THE CONTEXT:
increase importance of knowledge for development
•
THE CHALLENGE:
how to promote the learning society?
Towards an Agenda for innovation and technology policy:
1. the framework: interactive nature of innovation
2. balancing innovation and diffusion
3. wetware/software interaction
4. the inclusive development
5. the institutional development
… debate
…challenges and opportunities for a
University Agenda on:
Engineering Policy
and the
Management of Technology !
KNOWLEDGE AND INNOVATION
Creation and distribution
of knowledge
Economic growth and
development
Technological innovation
and development
•
PROCESSES:
complex and diversified
•
INVESTMENT:
education; R&D; learning-by-doing
•
AGENTS:
state, firms, universities, schools
Perspectives for “change”
Building the conceptual framework

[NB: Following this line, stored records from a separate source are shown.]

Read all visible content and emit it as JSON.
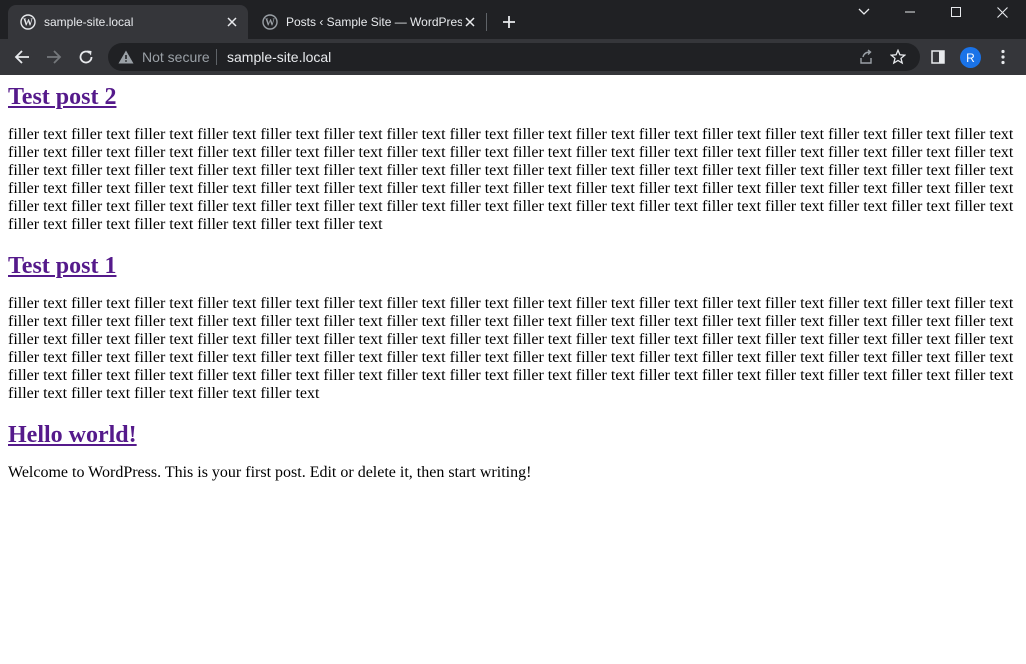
{
  "browser": {
    "tabs": [
      {
        "title": "sample-site.local",
        "active": true
      },
      {
        "title": "Posts ‹ Sample Site — WordPress",
        "active": false
      }
    ],
    "address_bar": {
      "security_label": "Not secure",
      "url": "sample-site.local"
    },
    "profile_initial": "R",
    "colors": {
      "frame": "#202124",
      "toolbar": "#35363a",
      "avatar": "#1a73e8",
      "visited_link": "#551a8b"
    }
  },
  "page": {
    "posts": [
      {
        "title": "Test post 2",
        "body": "filler text filler text filler text filler text filler text filler text filler text filler text filler text filler text filler text filler text filler text filler text filler text filler text filler text filler text filler text filler text filler text filler text filler text filler text filler text filler text filler text filler text filler text filler text filler text filler text filler text filler text filler text filler text filler text filler text filler text filler text filler text filler text filler text filler text filler text filler text filler text filler text filler text filler text filler text filler text filler text filler text filler text filler text filler text filler text filler text filler text filler text filler text filler text filler text filler text filler text filler text filler text filler text filler text filler text filler text filler text filler text filler text filler text filler text filler text filler text filler text filler text filler text filler text filler text filler text filler text"
      },
      {
        "title": "Test post 1",
        "body": "filler text filler text filler text filler text filler text filler text filler text filler text filler text filler text filler text filler text filler text filler text filler text filler text filler text filler text filler text filler text filler text filler text filler text filler text filler text filler text filler text filler text filler text filler text filler text filler text filler text filler text filler text filler text filler text filler text filler text filler text filler text filler text filler text filler text filler text filler text filler text filler text filler text filler text filler text filler text filler text filler text filler text filler text filler text filler text filler text filler text filler text filler text filler text filler text filler text filler text filler text filler text filler text filler text filler text filler text filler text filler text filler text filler text filler text filler text filler text filler text filler text filler text filler text filler text filler text"
      },
      {
        "title": "Hello world!",
        "body": "Welcome to WordPress. This is your first post. Edit or delete it, then start writing!"
      }
    ]
  }
}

•…Systems of Innovation and Competence Building!
•The notion of localised technological change:
• a joint process of production, learning and communication
• a fully endogenous, with strong interdependence between
specialisation and diversification
• important, but limited role of demand
• based on mix of generic and tacit knowledge
•The science base:
” …the aim of policy should be to create a broad and productive science
base, closely linked to higher education…”, Pavitt (1998)